===== Records
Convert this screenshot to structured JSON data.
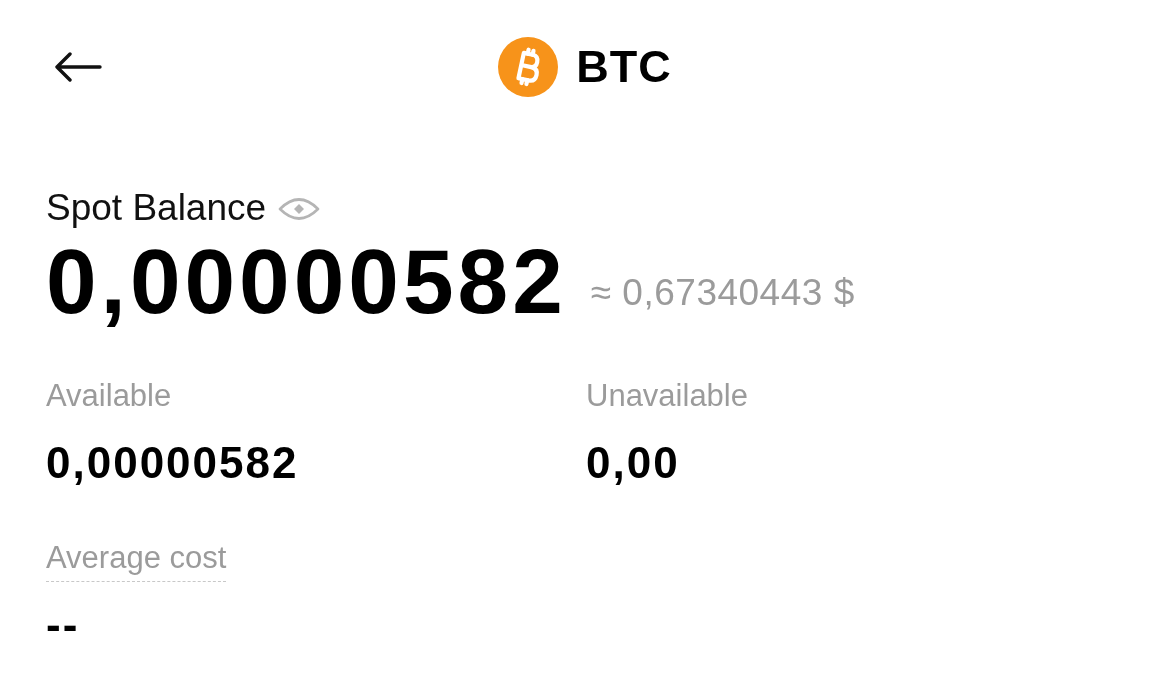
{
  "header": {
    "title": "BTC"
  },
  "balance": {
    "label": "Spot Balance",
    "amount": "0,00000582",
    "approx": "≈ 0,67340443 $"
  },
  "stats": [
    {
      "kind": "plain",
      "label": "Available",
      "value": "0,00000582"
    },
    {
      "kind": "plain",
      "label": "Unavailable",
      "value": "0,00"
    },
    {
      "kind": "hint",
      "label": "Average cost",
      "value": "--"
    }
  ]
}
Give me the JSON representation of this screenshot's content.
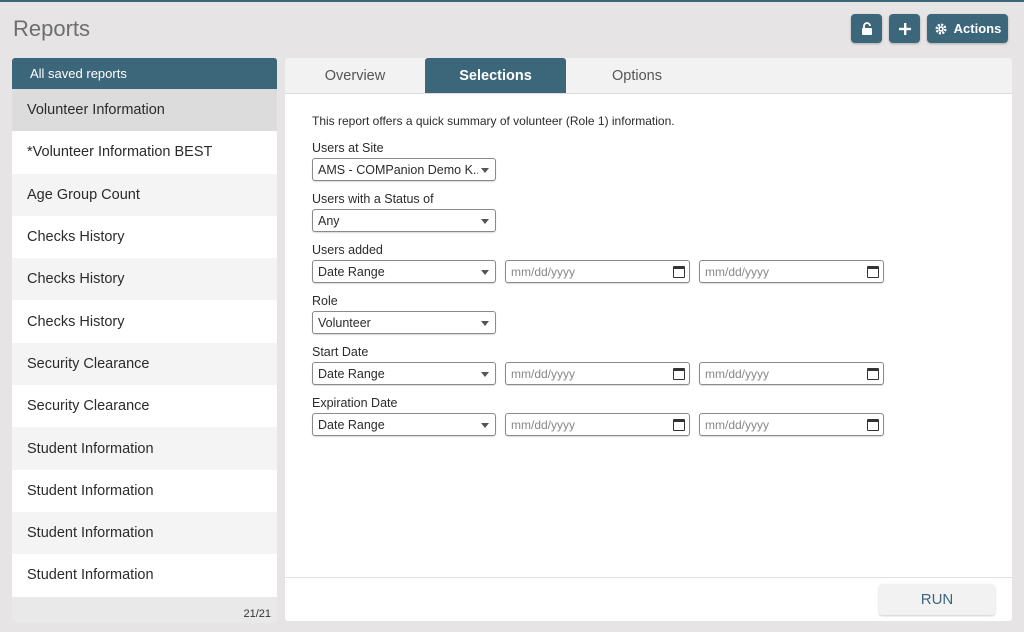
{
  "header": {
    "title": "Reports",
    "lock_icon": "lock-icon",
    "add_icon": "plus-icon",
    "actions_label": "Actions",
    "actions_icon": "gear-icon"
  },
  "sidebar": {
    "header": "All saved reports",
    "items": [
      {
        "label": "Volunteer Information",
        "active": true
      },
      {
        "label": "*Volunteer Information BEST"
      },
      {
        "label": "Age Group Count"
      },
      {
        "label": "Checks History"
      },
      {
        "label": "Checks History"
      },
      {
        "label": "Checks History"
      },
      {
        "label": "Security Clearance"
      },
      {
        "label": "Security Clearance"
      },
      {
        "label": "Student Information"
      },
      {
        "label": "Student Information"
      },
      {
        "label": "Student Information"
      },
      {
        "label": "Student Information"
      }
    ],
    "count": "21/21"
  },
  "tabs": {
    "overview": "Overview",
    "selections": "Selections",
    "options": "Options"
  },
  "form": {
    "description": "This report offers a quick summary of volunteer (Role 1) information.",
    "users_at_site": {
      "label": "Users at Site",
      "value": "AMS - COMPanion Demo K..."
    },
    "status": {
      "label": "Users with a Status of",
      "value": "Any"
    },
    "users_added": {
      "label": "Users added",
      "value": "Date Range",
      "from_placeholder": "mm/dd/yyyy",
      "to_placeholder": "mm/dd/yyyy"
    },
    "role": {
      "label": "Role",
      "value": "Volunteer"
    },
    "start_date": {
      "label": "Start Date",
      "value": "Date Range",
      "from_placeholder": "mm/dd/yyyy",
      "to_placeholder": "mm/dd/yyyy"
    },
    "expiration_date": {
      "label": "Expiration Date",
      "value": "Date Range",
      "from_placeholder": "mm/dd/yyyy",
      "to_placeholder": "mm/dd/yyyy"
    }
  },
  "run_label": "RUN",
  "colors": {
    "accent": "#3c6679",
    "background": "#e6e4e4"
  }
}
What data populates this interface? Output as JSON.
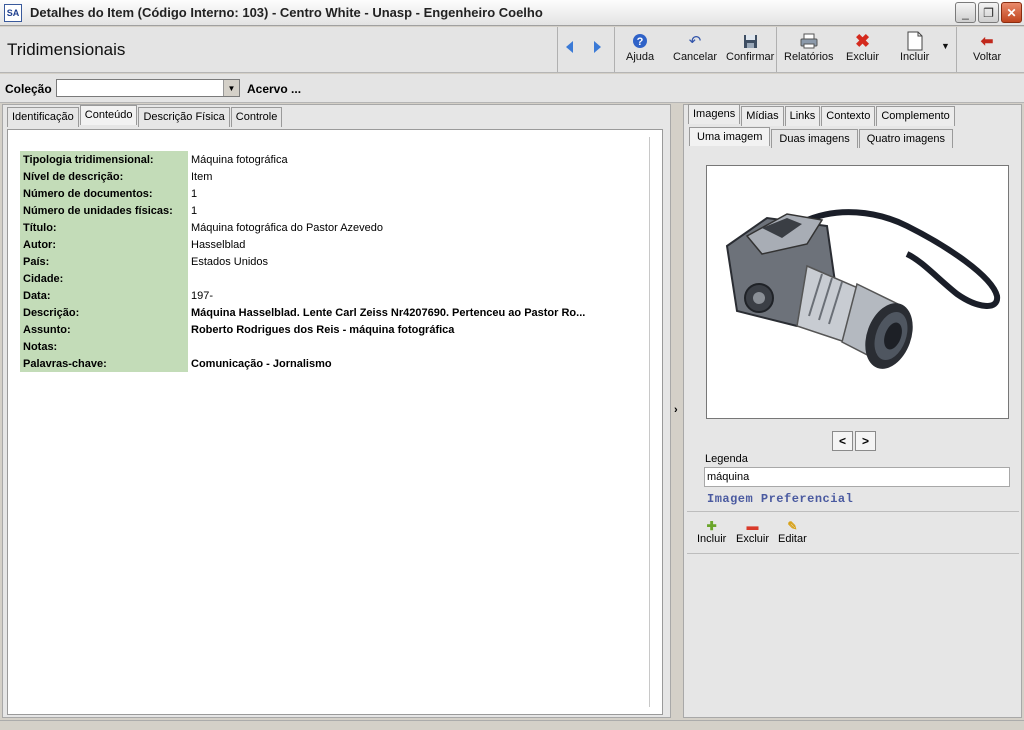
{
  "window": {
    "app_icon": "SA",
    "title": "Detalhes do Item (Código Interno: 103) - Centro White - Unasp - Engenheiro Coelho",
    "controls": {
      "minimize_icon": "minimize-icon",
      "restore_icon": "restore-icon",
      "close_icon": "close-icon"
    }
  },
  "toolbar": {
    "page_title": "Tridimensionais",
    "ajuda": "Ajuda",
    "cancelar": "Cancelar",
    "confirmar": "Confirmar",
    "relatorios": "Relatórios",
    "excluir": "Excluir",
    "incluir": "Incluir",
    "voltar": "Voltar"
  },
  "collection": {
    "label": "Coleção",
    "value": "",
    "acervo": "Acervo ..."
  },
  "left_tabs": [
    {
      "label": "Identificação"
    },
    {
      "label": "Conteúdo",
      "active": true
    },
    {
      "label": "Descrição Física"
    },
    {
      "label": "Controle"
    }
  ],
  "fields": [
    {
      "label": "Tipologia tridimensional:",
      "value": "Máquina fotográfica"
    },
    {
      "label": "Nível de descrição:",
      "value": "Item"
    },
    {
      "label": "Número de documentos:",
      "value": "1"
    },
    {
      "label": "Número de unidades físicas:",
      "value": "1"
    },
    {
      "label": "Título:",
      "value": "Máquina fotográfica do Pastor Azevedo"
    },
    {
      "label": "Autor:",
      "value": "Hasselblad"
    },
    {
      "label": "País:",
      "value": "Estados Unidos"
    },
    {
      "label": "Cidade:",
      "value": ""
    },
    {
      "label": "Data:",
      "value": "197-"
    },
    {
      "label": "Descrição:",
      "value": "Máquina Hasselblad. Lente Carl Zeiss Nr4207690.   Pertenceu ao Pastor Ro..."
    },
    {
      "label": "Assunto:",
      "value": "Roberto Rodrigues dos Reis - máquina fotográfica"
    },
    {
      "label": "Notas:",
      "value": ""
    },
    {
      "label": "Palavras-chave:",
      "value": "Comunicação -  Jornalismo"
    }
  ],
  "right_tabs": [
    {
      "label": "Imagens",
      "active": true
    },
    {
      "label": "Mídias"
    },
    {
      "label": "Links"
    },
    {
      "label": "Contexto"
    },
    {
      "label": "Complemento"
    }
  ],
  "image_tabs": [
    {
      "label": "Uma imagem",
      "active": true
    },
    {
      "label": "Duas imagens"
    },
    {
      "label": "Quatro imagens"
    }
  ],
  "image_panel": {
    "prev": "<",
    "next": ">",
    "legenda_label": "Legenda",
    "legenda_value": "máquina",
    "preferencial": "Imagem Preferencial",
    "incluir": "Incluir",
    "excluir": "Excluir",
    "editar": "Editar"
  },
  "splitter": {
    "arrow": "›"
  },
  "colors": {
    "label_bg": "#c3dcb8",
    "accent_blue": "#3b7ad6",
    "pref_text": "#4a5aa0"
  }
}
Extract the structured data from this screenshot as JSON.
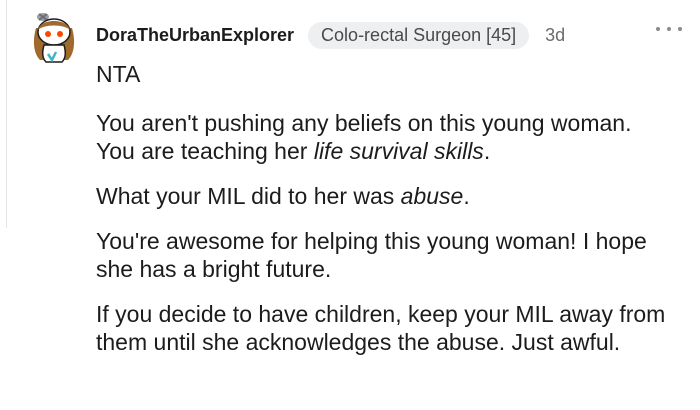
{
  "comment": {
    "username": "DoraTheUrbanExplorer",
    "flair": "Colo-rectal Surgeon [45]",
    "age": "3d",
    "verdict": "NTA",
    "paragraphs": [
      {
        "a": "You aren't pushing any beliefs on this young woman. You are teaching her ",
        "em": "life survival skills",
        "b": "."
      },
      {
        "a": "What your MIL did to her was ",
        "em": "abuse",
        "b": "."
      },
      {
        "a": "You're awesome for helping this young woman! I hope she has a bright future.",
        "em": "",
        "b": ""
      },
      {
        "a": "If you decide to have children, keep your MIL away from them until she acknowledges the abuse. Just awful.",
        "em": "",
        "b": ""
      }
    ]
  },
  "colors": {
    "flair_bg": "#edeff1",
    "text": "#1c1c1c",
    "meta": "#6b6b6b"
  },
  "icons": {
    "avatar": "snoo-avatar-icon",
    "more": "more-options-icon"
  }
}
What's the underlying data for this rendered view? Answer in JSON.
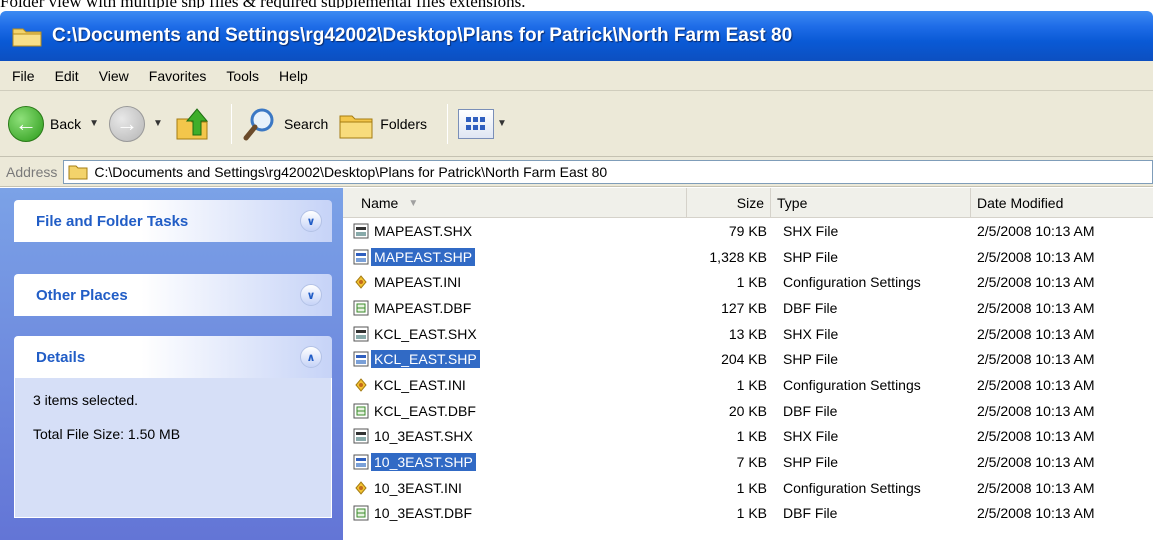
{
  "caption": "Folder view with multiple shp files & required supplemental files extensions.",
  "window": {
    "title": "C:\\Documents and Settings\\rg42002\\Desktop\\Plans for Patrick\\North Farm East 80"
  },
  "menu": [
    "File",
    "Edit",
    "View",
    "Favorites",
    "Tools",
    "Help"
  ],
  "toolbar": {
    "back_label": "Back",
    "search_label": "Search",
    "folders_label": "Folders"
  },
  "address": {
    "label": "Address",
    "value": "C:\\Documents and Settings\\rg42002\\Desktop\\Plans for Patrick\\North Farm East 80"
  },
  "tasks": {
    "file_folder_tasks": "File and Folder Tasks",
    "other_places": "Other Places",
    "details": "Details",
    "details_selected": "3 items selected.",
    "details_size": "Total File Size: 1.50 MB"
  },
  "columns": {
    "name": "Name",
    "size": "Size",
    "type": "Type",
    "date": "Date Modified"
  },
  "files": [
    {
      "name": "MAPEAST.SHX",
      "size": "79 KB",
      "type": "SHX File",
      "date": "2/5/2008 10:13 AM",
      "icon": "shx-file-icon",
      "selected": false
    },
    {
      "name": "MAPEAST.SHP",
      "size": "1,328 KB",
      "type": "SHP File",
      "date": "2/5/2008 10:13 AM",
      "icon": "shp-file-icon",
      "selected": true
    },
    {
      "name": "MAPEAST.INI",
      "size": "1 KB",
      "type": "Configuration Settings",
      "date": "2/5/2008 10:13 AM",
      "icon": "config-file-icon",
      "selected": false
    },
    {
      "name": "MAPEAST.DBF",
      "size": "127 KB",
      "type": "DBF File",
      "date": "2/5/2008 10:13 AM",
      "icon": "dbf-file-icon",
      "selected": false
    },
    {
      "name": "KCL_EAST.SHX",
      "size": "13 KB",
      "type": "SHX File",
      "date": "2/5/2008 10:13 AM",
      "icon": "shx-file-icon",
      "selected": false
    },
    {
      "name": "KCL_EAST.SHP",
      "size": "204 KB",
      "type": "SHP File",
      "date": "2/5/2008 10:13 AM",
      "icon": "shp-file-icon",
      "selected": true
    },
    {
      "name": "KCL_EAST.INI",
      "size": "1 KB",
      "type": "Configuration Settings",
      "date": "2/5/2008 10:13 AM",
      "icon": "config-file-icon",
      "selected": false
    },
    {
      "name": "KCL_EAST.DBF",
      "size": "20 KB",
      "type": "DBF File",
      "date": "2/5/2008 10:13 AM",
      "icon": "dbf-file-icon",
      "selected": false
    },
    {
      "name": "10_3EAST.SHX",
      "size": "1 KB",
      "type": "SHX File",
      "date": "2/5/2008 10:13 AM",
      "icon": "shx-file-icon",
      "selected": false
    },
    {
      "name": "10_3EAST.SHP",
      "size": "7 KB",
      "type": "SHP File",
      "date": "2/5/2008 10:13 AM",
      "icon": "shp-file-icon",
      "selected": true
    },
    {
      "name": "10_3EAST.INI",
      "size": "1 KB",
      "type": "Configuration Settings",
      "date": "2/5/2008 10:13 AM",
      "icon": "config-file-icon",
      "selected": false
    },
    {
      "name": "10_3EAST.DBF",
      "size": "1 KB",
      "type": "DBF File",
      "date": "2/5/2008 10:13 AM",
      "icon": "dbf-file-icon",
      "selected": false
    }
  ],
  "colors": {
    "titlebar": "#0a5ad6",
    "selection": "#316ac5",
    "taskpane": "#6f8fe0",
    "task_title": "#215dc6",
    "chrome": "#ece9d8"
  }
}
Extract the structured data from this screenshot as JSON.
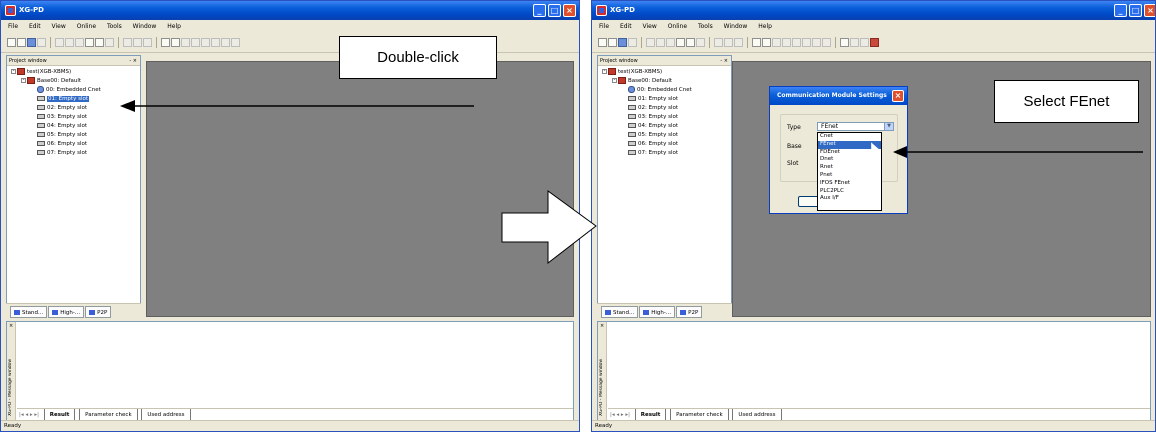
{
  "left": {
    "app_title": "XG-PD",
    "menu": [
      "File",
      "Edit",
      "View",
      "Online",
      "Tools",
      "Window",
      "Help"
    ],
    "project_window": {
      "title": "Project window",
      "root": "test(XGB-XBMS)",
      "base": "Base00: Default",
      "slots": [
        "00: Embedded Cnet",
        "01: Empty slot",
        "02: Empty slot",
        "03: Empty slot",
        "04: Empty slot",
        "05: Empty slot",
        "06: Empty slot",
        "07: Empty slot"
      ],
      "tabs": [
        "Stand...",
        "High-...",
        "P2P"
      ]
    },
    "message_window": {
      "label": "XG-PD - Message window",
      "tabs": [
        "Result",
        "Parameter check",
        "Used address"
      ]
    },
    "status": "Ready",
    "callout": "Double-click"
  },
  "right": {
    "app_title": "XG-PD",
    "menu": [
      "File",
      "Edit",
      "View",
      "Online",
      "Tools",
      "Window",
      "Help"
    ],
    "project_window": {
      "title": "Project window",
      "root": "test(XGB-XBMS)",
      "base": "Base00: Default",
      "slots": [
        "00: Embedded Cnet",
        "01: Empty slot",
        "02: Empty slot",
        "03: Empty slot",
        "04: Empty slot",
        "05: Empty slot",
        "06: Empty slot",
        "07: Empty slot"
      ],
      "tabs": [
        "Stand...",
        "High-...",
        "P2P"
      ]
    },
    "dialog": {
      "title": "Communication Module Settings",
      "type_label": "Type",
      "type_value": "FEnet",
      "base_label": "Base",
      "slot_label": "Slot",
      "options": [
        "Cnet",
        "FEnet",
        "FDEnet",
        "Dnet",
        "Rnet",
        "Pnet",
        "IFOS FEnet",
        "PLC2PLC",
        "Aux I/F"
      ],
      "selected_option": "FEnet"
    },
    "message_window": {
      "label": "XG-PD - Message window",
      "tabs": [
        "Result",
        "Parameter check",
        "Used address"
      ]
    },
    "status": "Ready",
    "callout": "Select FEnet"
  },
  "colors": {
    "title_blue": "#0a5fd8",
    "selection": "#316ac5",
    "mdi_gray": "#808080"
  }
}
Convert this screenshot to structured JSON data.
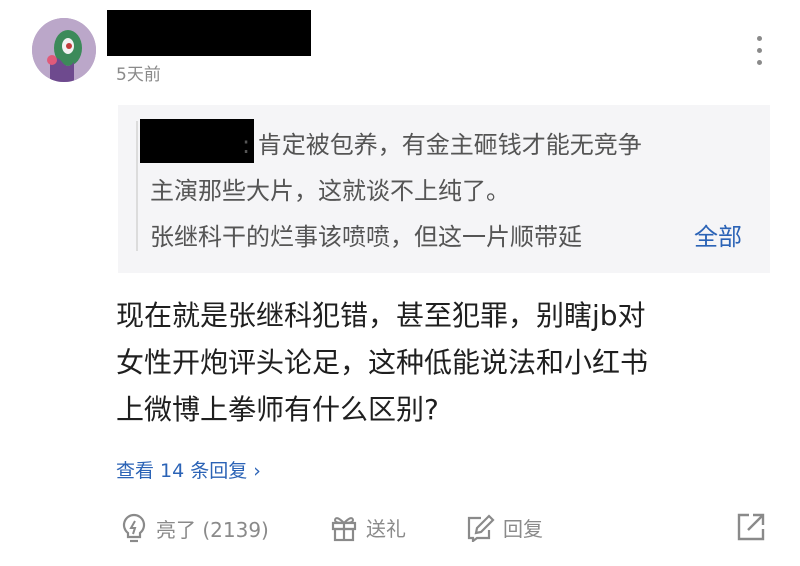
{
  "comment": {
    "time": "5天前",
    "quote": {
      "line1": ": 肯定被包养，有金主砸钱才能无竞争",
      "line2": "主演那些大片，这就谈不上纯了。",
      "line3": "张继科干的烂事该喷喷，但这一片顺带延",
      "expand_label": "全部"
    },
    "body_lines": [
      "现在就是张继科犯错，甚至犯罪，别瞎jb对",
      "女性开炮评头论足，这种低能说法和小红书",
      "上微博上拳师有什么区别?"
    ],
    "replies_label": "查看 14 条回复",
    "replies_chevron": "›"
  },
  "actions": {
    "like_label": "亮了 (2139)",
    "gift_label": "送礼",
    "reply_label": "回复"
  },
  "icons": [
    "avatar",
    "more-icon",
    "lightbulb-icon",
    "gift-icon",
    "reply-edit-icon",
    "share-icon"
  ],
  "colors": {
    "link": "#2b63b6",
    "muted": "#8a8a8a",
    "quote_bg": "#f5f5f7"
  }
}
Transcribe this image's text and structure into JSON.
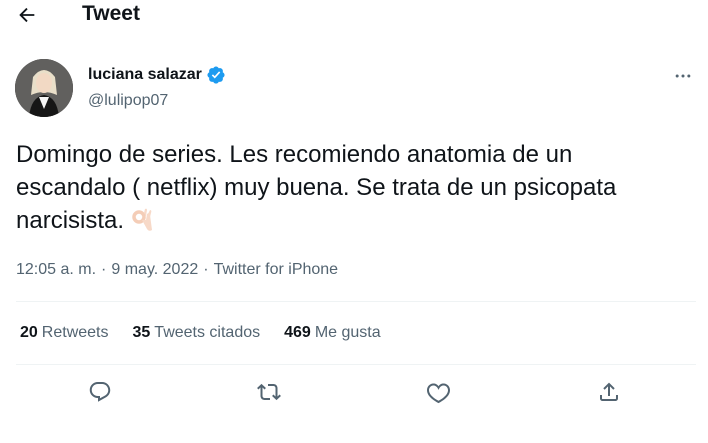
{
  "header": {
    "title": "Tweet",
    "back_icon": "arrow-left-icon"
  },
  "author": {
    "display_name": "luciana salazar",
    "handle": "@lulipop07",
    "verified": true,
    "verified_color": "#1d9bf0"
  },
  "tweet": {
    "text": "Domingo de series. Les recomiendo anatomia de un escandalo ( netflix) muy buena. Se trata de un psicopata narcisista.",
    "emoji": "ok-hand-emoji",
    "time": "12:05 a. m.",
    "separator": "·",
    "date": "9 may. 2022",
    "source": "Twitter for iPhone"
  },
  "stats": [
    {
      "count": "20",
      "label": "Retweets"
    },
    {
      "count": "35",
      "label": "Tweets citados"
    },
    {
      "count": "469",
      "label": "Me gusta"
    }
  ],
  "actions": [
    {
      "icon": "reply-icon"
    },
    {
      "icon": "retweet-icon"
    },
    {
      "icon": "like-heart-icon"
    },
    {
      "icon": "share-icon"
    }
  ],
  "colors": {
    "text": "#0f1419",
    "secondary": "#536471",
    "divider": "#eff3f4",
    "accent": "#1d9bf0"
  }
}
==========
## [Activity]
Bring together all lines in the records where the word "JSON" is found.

## [Answer box]
Convert this screenshot to structured JSON data.
Give me the JSON representation of this screenshot's content.
What data populates this interface? Output as JSON.
Extract the structured data from this screenshot as JSON.
What's the underlying data for this rendered view? Answer in JSON.
Extract the structured data from this screenshot as JSON.
Convert this screenshot to structured JSON data.
Transcribe this image's text and structure into JSON.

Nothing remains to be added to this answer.